Wafers, such as the one EECS Professor Vivek Subramanian is holding, are used to fabricate printed circuits. (Photo by Bart Nagel) Moving portraits and maps with moving icons may sound like fantasy, but they could soon be reality. Vivek Subramanian is working on printable electronics—that is, real circuits that can be printed onto plastic by a standard inkjet or gravure printer. One application he has in mind is a flexible display that could be rolled up like a poster. Other applications include cheap, flexible radio-frequency ID (RFID) tags or printable biosensors that could detect milk that has soured.
Subramanian's interest in printable electronics was motivated by the inherent wastefulness of conventional integrated circuit fabrication, in which layers of material are deposited on top of a silicon wafer and then most of each layer is etched away again. A printer, by contrast, deposits ink only where it is needed. “Printed electronics cost more per transistor than silicon electronics, but in terms of cost per square centimeter, they are cheaper,” Subramanian says.
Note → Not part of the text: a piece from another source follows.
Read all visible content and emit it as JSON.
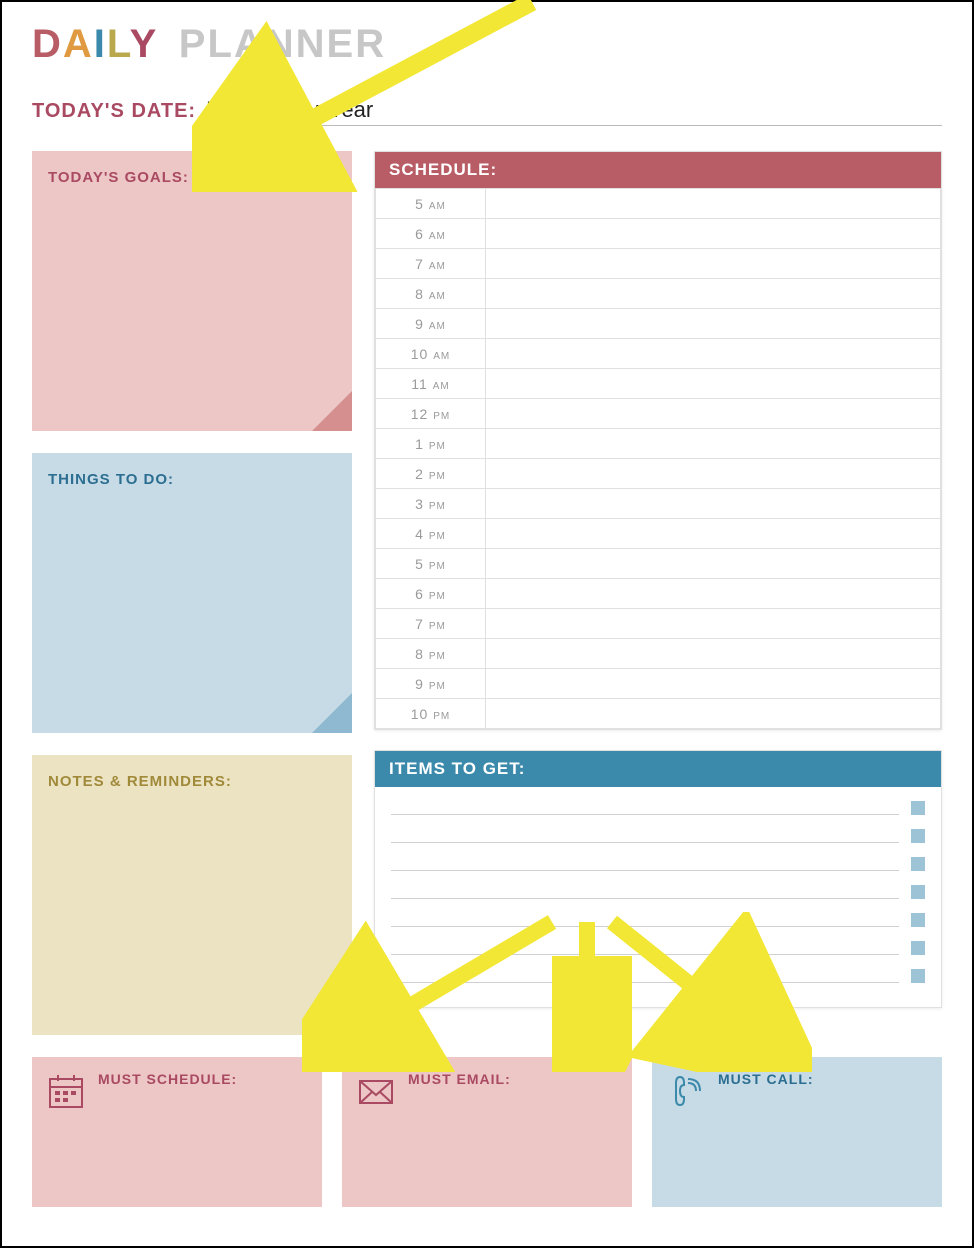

For printable electronics, engineers need inks that become functional electric materials after they dry—conductors, semiconductors, and dielectrics. Subramanian’s close ties with Berkeley's chemistry department help him to find candidate materials, and his research group does their own synthesis and manufacturing. “We synthesize our own chemicals, make our own printers, build our own transistors, diodes, and capacitors, and design our own circuits,” says Subramanian. “We’re near the leading edge, not because we’re doing things in a dramatically different way, but because we do all of our own engineering.”
Subramanian has developed a promising new material called “liquid gold”—a solution of extremely small gold crystals, each only 20 atoms across and encapsulated in an organic shell. “Normally gold doesn’t dissolve, but when you make it into really small particles it does,” he says. “The melting point also goes down from about 1000 degrees Celsius to 100 degrees. That means we can print it out on plastic and then heat it up. The gold melts and forms a continuous film.” Presto—a printed wire!
At present, the finest details that Subramanian can print are more than 100 times larger than the components in a Pentium chip. For that reason, he is working on applications that do not require nanometer-scale electronics. Displays, for example, are one of the few areas of electronics where bigger is better, and they also enable him to exploit the economics of printed electronics.
Subramanian’s group split the challenge of making a display into two smaller problems: First, to print liquid crystals—the kinds used in laptop displays—onto a flexible substrate such as plastic or rubber. Second, to print out transistors that can tell the liquid crystals what to do. He has achieved both of these goals and he is now in the process of integrating them into a working prototype.
Another promising application for printable electronics is RFID tags—identifiers containing tiny chips and antennas that enable them to listen for radio queries and respond with identification data. RFID tags have become increasingly popular with businesses, which use them for tracking inventory in large warehouses, but the tags are relatively costly. For the industry to really take off, Subramanian believes, the price must come down to under a half a cent per tag, which printable electronics could achieve. At that point, he says, RFID tags could be attached to every item in a supermarket: tracking inventory would be effortless and checkout lines would become obsolete.